Graduate student Anthony Verzoni wins award at UMaine Student Symposium

Anthony Verzoni, a graduate student advised by Dr. Masoud Rais-Rohani, received an award for Initiative, Collaboration, and Creative Problem Solving at the UMaine 2019 Student Symposium. Verzoni’s work was presented in the Engineering and Information Sciences category.

Verzoni’s presentation was titled, “Origami-Inspired Design of Rapidly Deployable Structures” and it focused on the application of origami-inspired design to the creation of rapidly deployable shelters. Verzoni’s research found that origami-inspired designs can be used in the production of such shelters, and the base fold developed can be modified to create unique designs to conform to specific requirements.

The following is Verzoni’s abstract:

Origami-inspired design is a growing field with numerous engineering applications. The application of interest in this research is design of rapidly deployable shelters with rigid flat panels that must fold and unfold in a kinematically compliant fashion. Exploration of different design concepts inspired by the folding kinematics of origami has led to numerous novel shelter concepts. Altering panel size and shape yields shelter designs with varying volumetric capacities and some configurations that can be used in establishing a multi-unit shelter cluster. Thin or zero-thickness panels are initially used to model shelters as traditional origami is not concerned with finite thickness of each folding facet. Thick panels have a large influence on the connectivity of the shelter walls, which is addressed through nesting of the panels to accommodate proper folding kinematics. An analysis model is developed using the principle of virtual work to determine the loads required to erect a shelter of variable size. The analytical expressions developed using this method are validated using a rigid body dynamics solver. Torsion springs as a mechanical assist system are investigated to reduce the loads associated with shelter erection and lead to simple and intuitive erection processes. Preliminary structural analysis models for use in topology and sizing optimization of the shelters are developed and will be updated accordingly to satisfy design and kinematic requirements.

This material is based upon work supported by the US Army Combat Capabilities Development Command Soldier Center (CCDC-SC) (formerly known as NSRDEC) under Contract No. W15QKN-13-9-0001 and W911QY-18-C-0101.

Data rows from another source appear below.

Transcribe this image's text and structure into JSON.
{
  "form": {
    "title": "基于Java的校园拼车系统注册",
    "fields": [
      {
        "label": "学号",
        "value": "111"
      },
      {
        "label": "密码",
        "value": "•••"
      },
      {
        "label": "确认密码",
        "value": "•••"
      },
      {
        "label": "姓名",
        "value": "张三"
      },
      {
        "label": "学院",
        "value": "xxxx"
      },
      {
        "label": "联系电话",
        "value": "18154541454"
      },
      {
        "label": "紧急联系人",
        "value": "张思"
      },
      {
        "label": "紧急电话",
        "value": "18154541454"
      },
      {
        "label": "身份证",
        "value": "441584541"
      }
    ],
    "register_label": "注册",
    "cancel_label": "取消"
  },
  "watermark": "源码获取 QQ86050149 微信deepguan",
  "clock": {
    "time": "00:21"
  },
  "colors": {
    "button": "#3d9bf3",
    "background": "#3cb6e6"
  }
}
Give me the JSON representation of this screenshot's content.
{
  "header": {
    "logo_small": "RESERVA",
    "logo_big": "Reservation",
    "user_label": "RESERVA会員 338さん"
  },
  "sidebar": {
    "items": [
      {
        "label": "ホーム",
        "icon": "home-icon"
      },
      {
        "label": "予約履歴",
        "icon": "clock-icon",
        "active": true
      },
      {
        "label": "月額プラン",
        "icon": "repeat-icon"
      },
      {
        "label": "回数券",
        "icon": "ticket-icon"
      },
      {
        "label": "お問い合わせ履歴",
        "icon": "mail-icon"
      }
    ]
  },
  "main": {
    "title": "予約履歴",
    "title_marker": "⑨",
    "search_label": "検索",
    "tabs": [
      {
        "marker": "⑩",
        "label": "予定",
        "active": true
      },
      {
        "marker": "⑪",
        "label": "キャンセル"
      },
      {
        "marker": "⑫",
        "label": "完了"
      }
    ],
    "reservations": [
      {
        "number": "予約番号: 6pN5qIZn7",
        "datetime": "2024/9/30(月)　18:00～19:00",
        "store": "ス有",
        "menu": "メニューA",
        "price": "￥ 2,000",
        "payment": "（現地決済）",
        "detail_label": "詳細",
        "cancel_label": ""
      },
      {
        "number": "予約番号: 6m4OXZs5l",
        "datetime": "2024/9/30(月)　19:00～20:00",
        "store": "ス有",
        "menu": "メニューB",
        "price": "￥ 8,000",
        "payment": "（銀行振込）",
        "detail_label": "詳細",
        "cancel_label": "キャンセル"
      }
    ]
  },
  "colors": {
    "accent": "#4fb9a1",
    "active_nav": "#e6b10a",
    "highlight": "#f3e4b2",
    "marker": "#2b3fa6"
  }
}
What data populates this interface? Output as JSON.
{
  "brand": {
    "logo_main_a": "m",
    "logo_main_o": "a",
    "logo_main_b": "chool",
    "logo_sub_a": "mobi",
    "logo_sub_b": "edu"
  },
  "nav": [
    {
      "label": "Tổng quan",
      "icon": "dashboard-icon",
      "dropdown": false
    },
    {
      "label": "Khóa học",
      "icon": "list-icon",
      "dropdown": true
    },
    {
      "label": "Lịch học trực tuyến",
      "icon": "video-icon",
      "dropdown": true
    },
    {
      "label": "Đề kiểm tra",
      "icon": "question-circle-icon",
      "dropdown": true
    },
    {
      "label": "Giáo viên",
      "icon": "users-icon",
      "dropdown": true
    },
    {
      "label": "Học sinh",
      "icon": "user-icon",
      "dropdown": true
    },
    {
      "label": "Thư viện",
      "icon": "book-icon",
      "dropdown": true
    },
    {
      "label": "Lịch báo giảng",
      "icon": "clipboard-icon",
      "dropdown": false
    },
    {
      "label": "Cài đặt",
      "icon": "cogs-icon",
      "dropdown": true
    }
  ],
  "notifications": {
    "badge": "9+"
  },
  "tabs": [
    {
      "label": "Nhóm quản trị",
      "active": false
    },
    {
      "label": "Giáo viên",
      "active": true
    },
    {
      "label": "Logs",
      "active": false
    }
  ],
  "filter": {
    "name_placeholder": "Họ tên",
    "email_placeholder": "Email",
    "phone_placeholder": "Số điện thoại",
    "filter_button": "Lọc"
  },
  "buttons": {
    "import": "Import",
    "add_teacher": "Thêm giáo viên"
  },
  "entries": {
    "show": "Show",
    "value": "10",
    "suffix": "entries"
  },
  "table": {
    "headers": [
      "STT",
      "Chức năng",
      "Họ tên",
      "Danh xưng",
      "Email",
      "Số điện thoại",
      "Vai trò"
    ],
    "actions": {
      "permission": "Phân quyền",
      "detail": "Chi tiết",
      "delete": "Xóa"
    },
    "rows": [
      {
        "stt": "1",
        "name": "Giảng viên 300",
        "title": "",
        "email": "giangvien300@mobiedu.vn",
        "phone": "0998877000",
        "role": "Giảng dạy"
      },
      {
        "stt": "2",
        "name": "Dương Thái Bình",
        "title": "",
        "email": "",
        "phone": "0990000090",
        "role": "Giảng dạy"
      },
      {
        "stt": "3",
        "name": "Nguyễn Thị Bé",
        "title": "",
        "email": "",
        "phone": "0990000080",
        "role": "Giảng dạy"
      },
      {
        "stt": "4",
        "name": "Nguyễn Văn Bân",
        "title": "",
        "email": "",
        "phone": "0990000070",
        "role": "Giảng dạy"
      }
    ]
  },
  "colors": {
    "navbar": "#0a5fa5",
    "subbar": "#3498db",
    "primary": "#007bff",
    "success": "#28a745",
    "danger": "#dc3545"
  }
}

Any opinions, findings and conclusions or recommendations expressed in this material are those of the author(s) and do not necessarily reflect the views of the CCDC-SC.

Approved for Public Release – CCDC-SC PAO#: U19-833